Oline K. Rønnekleiv
The Rønnekleiv lab is investigating the function and regulation of gonadotrophin releasing hormone (GnRH) neurons. The GnRH neurons control reproduction and are therefore critical for the survival of the species. These neurons migrate from the nose during development to their species-specific location in the hypothalamus (Rønnekleiv and Resko, Endocrinology, 1990). For our studies we are combining whole-cell patch recording with single cell (sc) harvesting and scRT-PCR to explore membrane properties, intracellular signaling cascades and gene expression in individual neurons. We have shown that the mRNA expression and function of ion channels, important for burst firing in GnRH neurons, are regulated by 17ß-estradiol (E2). Our current work focuses on the mechanism by which the upstream peptide, kisspeptin, induces burst firing and GnRH release. To date, kisspeptin neurons provide the most potent excitatory drive to GnRH neurons, and it is known that patients with deletion in its cognate receptors GPR 54 (Kiss1 receptor) exhibit hypothalamic hypogonadism.

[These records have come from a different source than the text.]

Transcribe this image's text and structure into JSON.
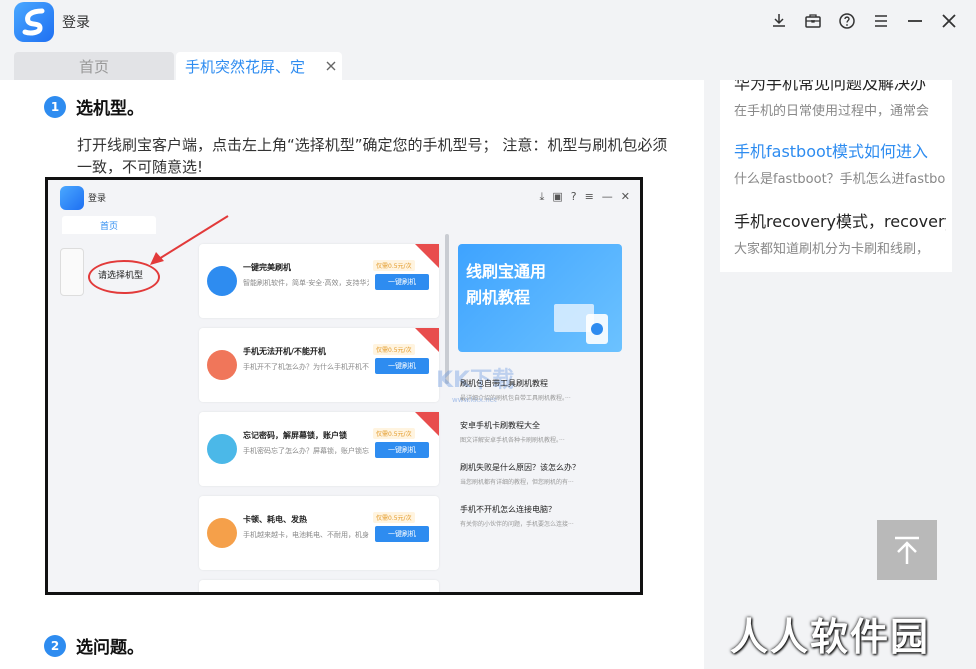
{
  "window": {
    "title": "登录",
    "icons": [
      "download-icon",
      "toolbox-icon",
      "help-icon",
      "menu-icon",
      "minimize-icon",
      "close-icon"
    ]
  },
  "tabs": [
    {
      "label": "首页",
      "active": false
    },
    {
      "label": "手机突然花屏、定",
      "active": true
    }
  ],
  "article": {
    "steps": [
      {
        "number": "1",
        "title": "选机型。"
      },
      {
        "number": "2",
        "title": "选问题。"
      }
    ],
    "paragraph": "打开线刷宝客户端，点击左上角“选择机型”确定您的手机型号； 注意：机型与刷机包必须一致，不可随意选!"
  },
  "screenshot": {
    "title": "登录",
    "tab": "首页",
    "choose_model": "请选择机型",
    "cards": [
      {
        "title": "一键完美刷机",
        "desc": "智能刷机软件，简单·安全·高效，支持华为、小米、VIVO、三星、乐视···",
        "badge": "仅需0.5元/次",
        "button": "一键刷机",
        "color": "#2e8cf0"
      },
      {
        "title": "手机无法开机/不能开机",
        "desc": "手机开不了机怎么办？为什么手机开机不能开机的原因及解决办···",
        "badge": "仅需0.5元/次",
        "button": "一键刷机",
        "color": "#f0765a"
      },
      {
        "title": "忘记密码，解屏幕锁，账户锁",
        "desc": "手机密码忘了怎么办？屏幕锁，账户锁忘记了怎么解？只需要一键可以···",
        "badge": "仅需0.5元/次",
        "button": "一键刷机",
        "color": "#4bb8e8"
      },
      {
        "title": "卡顿、耗电、发热",
        "desc": "手机越来越卡，电池耗电、不耐用，机身容易发烫，赶紧试试这个办法···",
        "badge": "仅需0.5元/次",
        "button": "一键刷机",
        "color": "#f5a04a"
      }
    ],
    "banner": {
      "line1": "线刷宝通用",
      "line2": "刷机教程"
    },
    "watermark": "KK下载",
    "watermark_url": "www.kkx.net",
    "side_items": [
      {
        "title": "刷机包自带工具刷机教程",
        "desc": "最详细介绍的刷机包自带工具刷机教程。···"
      },
      {
        "title": "安卓手机卡刷教程大全",
        "desc": "图文详解安卓手机各种卡刷刷机教程。···"
      },
      {
        "title": "刷机失败是什么原因？该怎么办？",
        "desc": "当您刷机都有详细的教程，但您刷机的有···"
      },
      {
        "title": "手机不开机怎么连接电脑？",
        "desc": "有关你的小伙伴的问题，手机要怎么连接···"
      }
    ]
  },
  "sidebar": [
    {
      "title": "华为手机常见问题及解决办",
      "desc": "在手机的日常使用过程中，通常会",
      "active": false
    },
    {
      "title": "手机fastboot模式如何进入",
      "desc": "什么是fastboot？手机怎么进fastboot",
      "active": true
    },
    {
      "title": "手机recovery模式，recovery",
      "desc": "大家都知道刷机分为卡刷和线刷，",
      "active": false
    }
  ],
  "brand_watermark": "人人软件园"
}
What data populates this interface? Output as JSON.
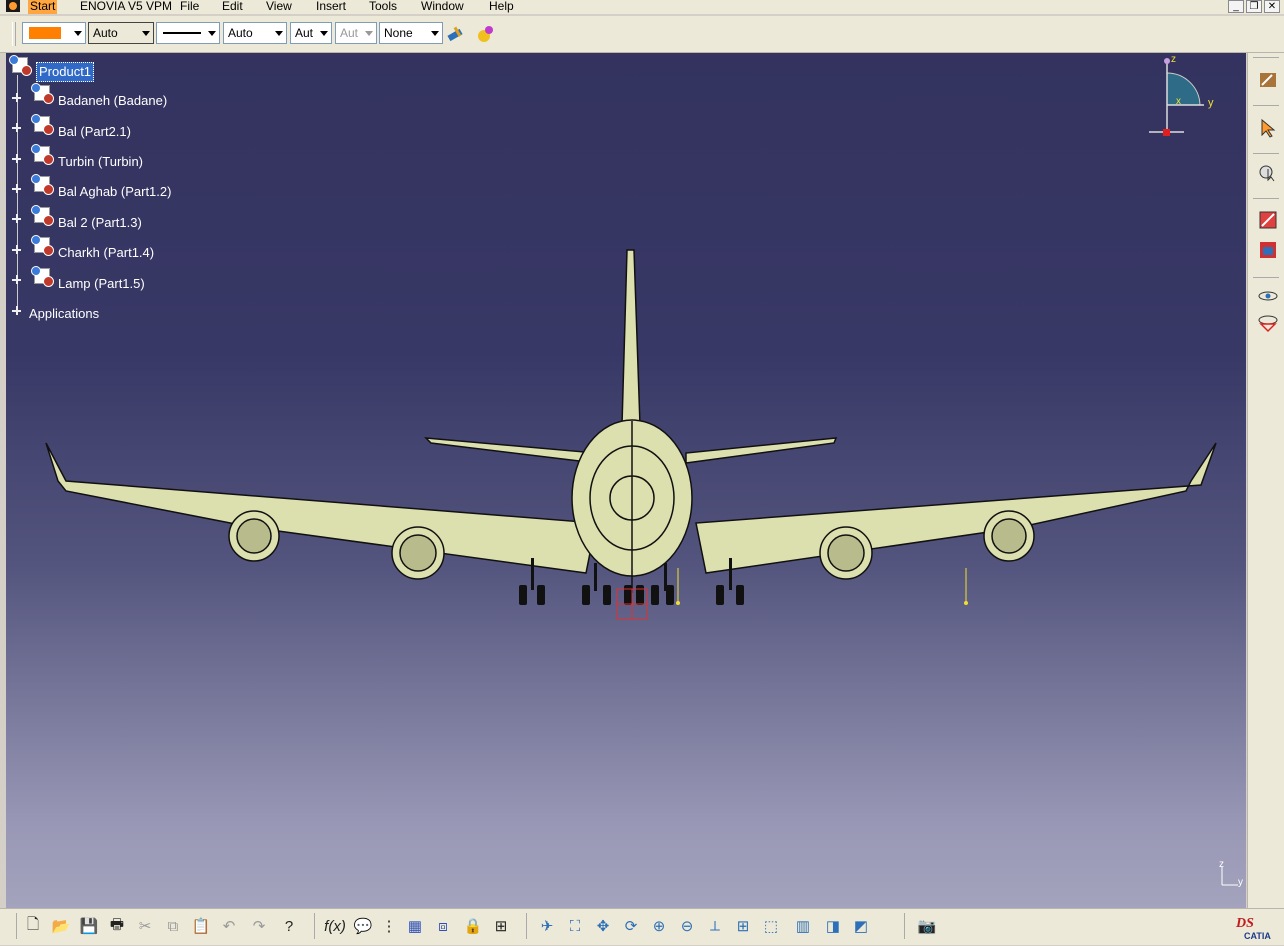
{
  "menubar": {
    "start": "Start",
    "items": [
      "ENOVIA V5 VPM",
      "File",
      "Edit",
      "View",
      "Insert",
      "Tools",
      "Window",
      "Help"
    ]
  },
  "graphic_properties": {
    "fill_color": "#ff8000",
    "transparency": "Auto",
    "linetype": "",
    "thickness": "Auto",
    "linetype_small": "Aut",
    "point_symbol": "Aut",
    "layer": "None"
  },
  "tree": {
    "root": "Product1",
    "children": [
      "Badaneh (Badane)",
      "Bal (Part2.1)",
      "Turbin (Turbin)",
      "Bal Aghab (Part1.2)",
      "Bal 2 (Part1.3)",
      "Charkh (Part1.4)",
      "Lamp (Part1.5)"
    ],
    "applications": "Applications"
  },
  "compass": {
    "z": "z",
    "x": "x",
    "y": "y"
  },
  "axis_indicator": {
    "z": "z",
    "y": "y"
  },
  "colors": {
    "viewport_top": "#34335f",
    "viewport_bottom": "#a4a3bd",
    "airplane": "#dcdfae",
    "selected": "#3169c6"
  },
  "right_toolbar": [
    "sketcher-icon",
    "select-arrow-icon",
    "snap-icon",
    "render-icon",
    "shading-icon",
    "show-eye-icon",
    "hide-eye-icon"
  ],
  "bottom_toolbar": [
    "new-icon",
    "open-icon",
    "save-icon",
    "print-icon",
    "cut-icon",
    "copy-icon",
    "paste-icon",
    "undo-icon",
    "redo-icon",
    "whats-this-icon",
    "formula-icon",
    "comment-icon",
    "knowledge-icon",
    "table-icon",
    "graph-icon",
    "lock-icon",
    "measure-icon",
    "fly-icon",
    "fit-all-icon",
    "pan-icon",
    "rotate-icon",
    "zoom-in-icon",
    "zoom-out-icon",
    "normal-view-icon",
    "multi-view-icon",
    "iso-view-icon",
    "shading-mode-icon",
    "hide-show-icon",
    "swap-icon",
    "capture-icon"
  ],
  "logo": {
    "brand": "CATIA"
  }
}
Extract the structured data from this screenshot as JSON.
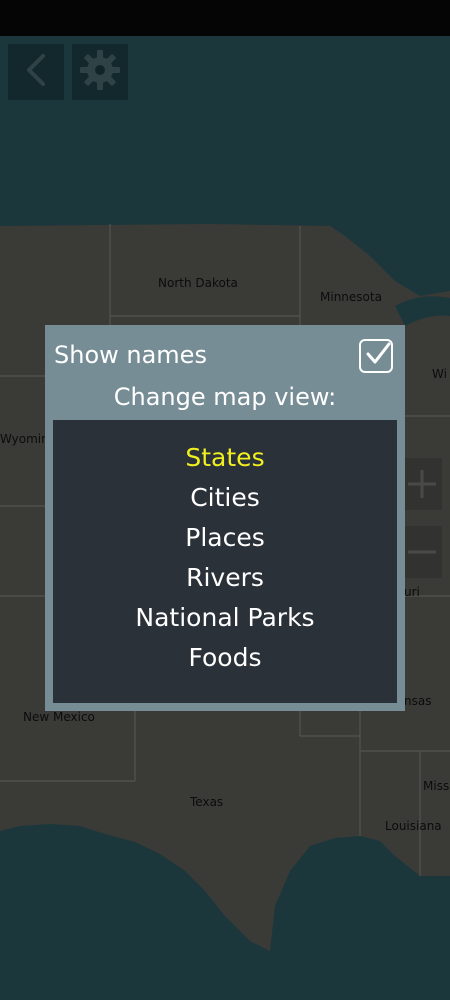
{
  "top_buttons": {
    "back_icon": "chevron-left-icon",
    "settings_icon": "gear-icon"
  },
  "map": {
    "labels": {
      "north_dakota": "North Dakota",
      "minnesota": "Minnesota",
      "wisconsin": "Wi",
      "wyoming": "Wyomin",
      "missouri": "uri",
      "arkansas": "nsas",
      "new_mexico": "New Mexico",
      "texas": "Texas",
      "mississippi": "Miss",
      "louisiana": "Louisiana"
    }
  },
  "dialog": {
    "show_names_label": "Show names",
    "show_names_checked": true,
    "change_view_label": "Change map view:",
    "options": [
      {
        "label": "States",
        "selected": true
      },
      {
        "label": "Cities",
        "selected": false
      },
      {
        "label": "Places",
        "selected": false
      },
      {
        "label": "Rivers",
        "selected": false
      },
      {
        "label": "National Parks",
        "selected": false
      },
      {
        "label": "Foods",
        "selected": false
      }
    ],
    "selected_color": "#f0ef20"
  },
  "colors": {
    "land": "#62615d",
    "water": "#2d5c63",
    "state_line": "#8a8a86"
  }
}
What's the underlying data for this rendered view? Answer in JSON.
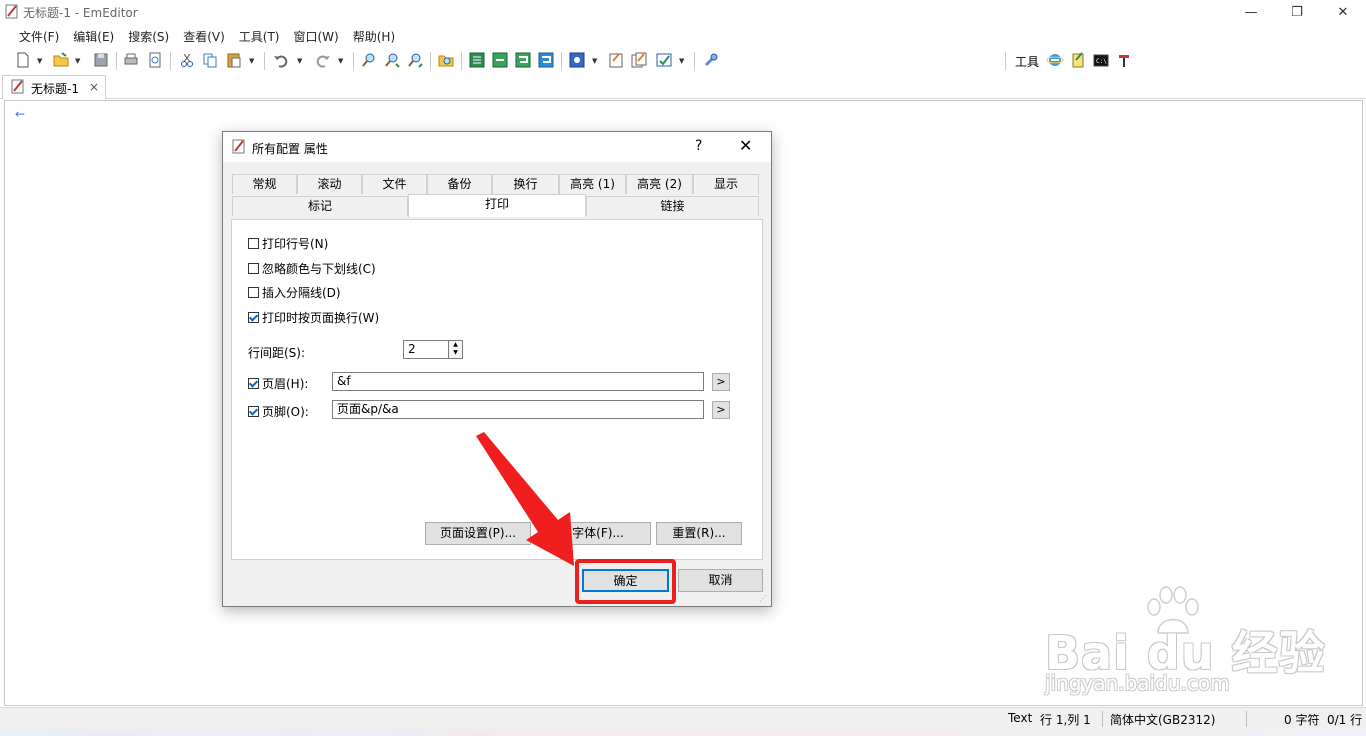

The lab is also studying the role of E2 and STX (the selective ligand for a putative membrane estrogen receptor) in modulating hypothalamic control of temperature and energy homeostasis in a number of animal models including guinea pig and rhesus monkey. Current studies in collaboration with Dr. Martin Kelly are focused on E2 and STX regulation of proopiomelanocortin (POMC) and neuropeptide Y (NPY) neurons that have opposing roles in the control of feeding and metabolism. In addition, they have recently embarked on studies of arcuate kisspeptin neurons and the interaction between E2, leptin and insulin acting though multiple signaling cascades to affect kisspeptin neuronal excitability and ultimately the reproductive cycle. we have active collaborations with a number of investigators at the Oregon National Primate Research Center including Drs. Sergio Ojeda, Cynthia Bethea, Henryk Urbanski, Martha Neuringer, Steven Kohama and Susan Smith.
Dr Rønnekleiv received her Ph.D. in Physiology from UT Southwestern Medical School (1974). After one year of postdoctoral training at UCLA she did a three-year Alexander von Humboldt-funded fellowship at the Max Planck Institute for Biophysical Chemistry in Gøttingen, Germany. Dr. Rønnekleiv joined the faculty at the University of Pittsburgh School of Medicine as an Assistant Professor in 1979 and moved to OHSU in 1982. She as promoted to Associate Professor in the Department of Physiology in 1987 and Associate Scientist in the Division of Neuroscience at ONPRC in 1991. Dr. Rønnekleiv was promoted to full Professor of Physiology and Pharmacology in 1998, Senior Scientist at ONPRC in 2000 and Professor of Anesthesiology and Perioperative Medicine in 2007. She has maintained an active (NIH-funded) research program since 1982.
Gottsch ML, Popa SM, Lawharon JK, Qiu J, Tonsfeldt KJ, Bosch MA, Kelly MJ, Rønnekleiv OK, Sanz E, McKnight GS, Clifton DK, Palmiter RD, Steiner RA. (2011) Molecular properties of kiss1 neurons in the arcuate nucleus. Endocrinology. 152(11):4298-4309. PMID: 21933870. PMCID: PMC3199004.
Bosch MA, Xue C, Rønnekleiv OK. (2012) Kisspeptin expression in guinea pig hypothalamus: Effects of 17ß-estradiol. J Comp Neurol. 520(10):2143-2162. PMID: 22173890. PMCID: PMC3571706.
Bosch MA, Tonsfeldt KJ, Rønnekleiv OK. (2013) mRNA expression of ion channels in GnRH neurons: Subtype specific regulation by 17β-estradiol. Mol Cell Endocrinol. 367(1-2):85-97. PMID: 23305677. PMCID: PMC3570747.
Zhang C, Rønnekleiv OK, Kelly MJ. (2013) Kisspeptin inhibits a slow afterhyperpolarization current via protein kinase C and reduces spike-frequency adaptation in GnRH neurons. Am J Physiol Endocrinol Metab. 2103 Apr 2. [epub ahead of print]. PMID: 23548613. In Press.